Records from a dataset

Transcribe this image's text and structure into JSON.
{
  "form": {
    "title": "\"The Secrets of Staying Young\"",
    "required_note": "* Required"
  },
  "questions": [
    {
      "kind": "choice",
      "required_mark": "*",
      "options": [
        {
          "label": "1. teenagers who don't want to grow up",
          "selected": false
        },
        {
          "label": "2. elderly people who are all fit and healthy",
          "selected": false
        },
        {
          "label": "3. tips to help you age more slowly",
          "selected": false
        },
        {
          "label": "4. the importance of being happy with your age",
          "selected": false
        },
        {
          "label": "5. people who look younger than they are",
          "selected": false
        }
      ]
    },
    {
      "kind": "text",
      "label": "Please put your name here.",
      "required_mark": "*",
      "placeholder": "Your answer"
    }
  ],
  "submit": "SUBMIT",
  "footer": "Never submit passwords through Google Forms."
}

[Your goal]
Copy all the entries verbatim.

[Response to this exercise]
Transcribe this image's text and structure into JSON.
{
  "form": {
    "title": "\"The Secrets of Staying Young\"",
    "required_note": "* Required"
  },
  "questions": [
    {
      "kind": "choice",
      "required_mark": "*",
      "options": [
        {
          "label": "1. teenagers who don't want to grow up",
          "selected": false
        },
        {
          "label": "2. elderly people who are all fit and healthy",
          "selected": false
        },
        {
          "label": "3. tips to help you age more slowly",
          "selected": false
        },
        {
          "label": "4. the importance of being happy with your age",
          "selected": false
        },
        {
          "label": "5. people who look younger than they are",
          "selected": false
        }
      ]
    },
    {
      "kind": "text",
      "label": "Please put your name here.",
      "required_mark": "*",
      "placeholder": "Your answer"
    }
  ],
  "submit": "SUBMIT",
  "footer": "Never submit passwords through Google Forms."
}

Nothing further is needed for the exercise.